Description of the task: In the material below, find each line holding the string "true" and copy it.

Given records:
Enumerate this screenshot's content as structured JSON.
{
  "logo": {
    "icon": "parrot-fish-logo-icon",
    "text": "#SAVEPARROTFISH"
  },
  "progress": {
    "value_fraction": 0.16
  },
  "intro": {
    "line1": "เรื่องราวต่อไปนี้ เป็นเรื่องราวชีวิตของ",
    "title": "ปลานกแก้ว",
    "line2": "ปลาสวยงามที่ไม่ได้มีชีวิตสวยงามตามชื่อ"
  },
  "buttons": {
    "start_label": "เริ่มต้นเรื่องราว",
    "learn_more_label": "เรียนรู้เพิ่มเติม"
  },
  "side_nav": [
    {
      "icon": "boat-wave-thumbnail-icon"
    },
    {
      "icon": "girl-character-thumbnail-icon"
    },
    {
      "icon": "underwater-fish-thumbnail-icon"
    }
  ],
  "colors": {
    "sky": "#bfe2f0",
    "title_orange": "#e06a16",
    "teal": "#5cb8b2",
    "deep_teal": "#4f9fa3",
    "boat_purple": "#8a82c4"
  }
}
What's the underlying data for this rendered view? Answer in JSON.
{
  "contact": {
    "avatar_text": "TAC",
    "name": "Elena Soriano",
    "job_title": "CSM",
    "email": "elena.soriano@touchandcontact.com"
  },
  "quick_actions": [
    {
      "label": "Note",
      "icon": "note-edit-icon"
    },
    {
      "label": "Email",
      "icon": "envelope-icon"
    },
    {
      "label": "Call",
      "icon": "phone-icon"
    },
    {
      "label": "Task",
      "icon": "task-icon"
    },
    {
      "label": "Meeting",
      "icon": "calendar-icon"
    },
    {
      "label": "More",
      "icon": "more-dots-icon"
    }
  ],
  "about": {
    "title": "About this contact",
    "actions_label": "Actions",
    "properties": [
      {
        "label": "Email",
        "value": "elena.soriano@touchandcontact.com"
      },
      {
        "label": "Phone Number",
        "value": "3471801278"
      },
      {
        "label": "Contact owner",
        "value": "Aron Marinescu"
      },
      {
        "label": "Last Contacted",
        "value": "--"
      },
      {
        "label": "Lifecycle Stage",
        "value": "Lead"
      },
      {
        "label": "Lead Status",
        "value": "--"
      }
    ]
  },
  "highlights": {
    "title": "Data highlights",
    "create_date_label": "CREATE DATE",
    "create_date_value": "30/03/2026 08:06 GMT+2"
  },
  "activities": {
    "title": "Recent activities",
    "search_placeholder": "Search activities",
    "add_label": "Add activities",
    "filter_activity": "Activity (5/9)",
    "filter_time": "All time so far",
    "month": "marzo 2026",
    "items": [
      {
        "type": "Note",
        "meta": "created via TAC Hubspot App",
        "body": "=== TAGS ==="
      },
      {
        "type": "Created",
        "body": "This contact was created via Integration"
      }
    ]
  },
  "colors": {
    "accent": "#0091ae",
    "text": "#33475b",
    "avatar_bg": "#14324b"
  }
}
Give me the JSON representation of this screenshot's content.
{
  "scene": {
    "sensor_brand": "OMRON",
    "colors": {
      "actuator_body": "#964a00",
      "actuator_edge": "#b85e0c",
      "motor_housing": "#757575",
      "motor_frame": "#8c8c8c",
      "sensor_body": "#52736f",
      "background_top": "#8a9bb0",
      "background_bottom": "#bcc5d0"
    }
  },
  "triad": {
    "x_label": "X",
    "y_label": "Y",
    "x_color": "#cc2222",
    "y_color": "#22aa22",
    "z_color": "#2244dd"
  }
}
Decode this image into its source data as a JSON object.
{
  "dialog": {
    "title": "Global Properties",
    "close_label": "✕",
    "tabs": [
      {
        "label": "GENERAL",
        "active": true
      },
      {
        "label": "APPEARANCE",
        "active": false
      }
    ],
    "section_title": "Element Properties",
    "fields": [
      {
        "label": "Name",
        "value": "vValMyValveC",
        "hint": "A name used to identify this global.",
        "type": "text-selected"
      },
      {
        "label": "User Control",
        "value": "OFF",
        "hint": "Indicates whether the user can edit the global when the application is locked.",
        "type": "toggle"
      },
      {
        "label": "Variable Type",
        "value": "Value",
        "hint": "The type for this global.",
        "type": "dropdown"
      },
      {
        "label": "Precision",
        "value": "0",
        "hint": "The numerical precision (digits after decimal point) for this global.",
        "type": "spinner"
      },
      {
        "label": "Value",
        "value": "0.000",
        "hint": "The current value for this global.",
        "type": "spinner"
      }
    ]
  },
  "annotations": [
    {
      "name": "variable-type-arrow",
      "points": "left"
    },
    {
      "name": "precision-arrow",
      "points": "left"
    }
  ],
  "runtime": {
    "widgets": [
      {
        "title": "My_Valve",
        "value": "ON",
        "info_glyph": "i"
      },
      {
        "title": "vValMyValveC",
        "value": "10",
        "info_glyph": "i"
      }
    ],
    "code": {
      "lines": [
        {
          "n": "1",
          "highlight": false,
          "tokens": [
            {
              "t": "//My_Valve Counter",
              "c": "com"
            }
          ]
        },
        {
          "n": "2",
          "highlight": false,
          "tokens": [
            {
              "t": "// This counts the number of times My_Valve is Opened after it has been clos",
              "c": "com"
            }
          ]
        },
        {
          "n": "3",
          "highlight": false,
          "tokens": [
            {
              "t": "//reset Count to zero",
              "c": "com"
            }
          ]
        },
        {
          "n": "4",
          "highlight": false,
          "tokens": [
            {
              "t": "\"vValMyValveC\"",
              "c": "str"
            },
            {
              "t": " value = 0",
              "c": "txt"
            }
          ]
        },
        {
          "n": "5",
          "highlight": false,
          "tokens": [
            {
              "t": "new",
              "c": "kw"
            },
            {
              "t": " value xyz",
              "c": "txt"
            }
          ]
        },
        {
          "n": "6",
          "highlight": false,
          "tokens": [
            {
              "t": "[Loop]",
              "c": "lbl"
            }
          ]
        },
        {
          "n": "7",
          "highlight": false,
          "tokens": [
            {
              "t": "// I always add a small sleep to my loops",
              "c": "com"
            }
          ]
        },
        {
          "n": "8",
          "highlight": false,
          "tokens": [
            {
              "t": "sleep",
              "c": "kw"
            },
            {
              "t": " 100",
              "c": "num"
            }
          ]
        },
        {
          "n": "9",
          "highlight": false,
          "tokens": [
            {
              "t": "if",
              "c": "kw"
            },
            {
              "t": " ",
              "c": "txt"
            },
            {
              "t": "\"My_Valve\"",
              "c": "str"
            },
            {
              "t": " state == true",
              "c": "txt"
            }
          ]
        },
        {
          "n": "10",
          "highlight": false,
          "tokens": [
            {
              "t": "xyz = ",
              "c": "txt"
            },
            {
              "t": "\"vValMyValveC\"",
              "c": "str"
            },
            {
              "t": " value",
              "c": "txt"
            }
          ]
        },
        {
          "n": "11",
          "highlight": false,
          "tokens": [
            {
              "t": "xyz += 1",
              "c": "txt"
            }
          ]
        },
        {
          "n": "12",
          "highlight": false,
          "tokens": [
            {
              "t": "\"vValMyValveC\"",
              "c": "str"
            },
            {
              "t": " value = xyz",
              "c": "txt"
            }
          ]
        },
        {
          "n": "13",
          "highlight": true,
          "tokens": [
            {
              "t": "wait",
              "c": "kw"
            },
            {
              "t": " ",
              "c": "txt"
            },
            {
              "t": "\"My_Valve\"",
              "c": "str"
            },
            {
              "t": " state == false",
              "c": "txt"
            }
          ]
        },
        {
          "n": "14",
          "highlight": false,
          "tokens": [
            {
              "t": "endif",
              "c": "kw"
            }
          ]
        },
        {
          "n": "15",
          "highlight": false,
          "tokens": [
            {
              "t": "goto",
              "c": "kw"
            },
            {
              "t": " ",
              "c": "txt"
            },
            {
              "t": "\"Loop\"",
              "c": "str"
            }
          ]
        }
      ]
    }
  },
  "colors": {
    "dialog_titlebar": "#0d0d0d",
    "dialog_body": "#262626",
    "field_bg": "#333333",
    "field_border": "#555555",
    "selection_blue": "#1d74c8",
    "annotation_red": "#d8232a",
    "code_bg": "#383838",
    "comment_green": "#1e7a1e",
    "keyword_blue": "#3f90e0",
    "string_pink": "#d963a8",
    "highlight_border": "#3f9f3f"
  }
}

Finished task:
        "active": true
              "t": " state == true",
          "highlight": true,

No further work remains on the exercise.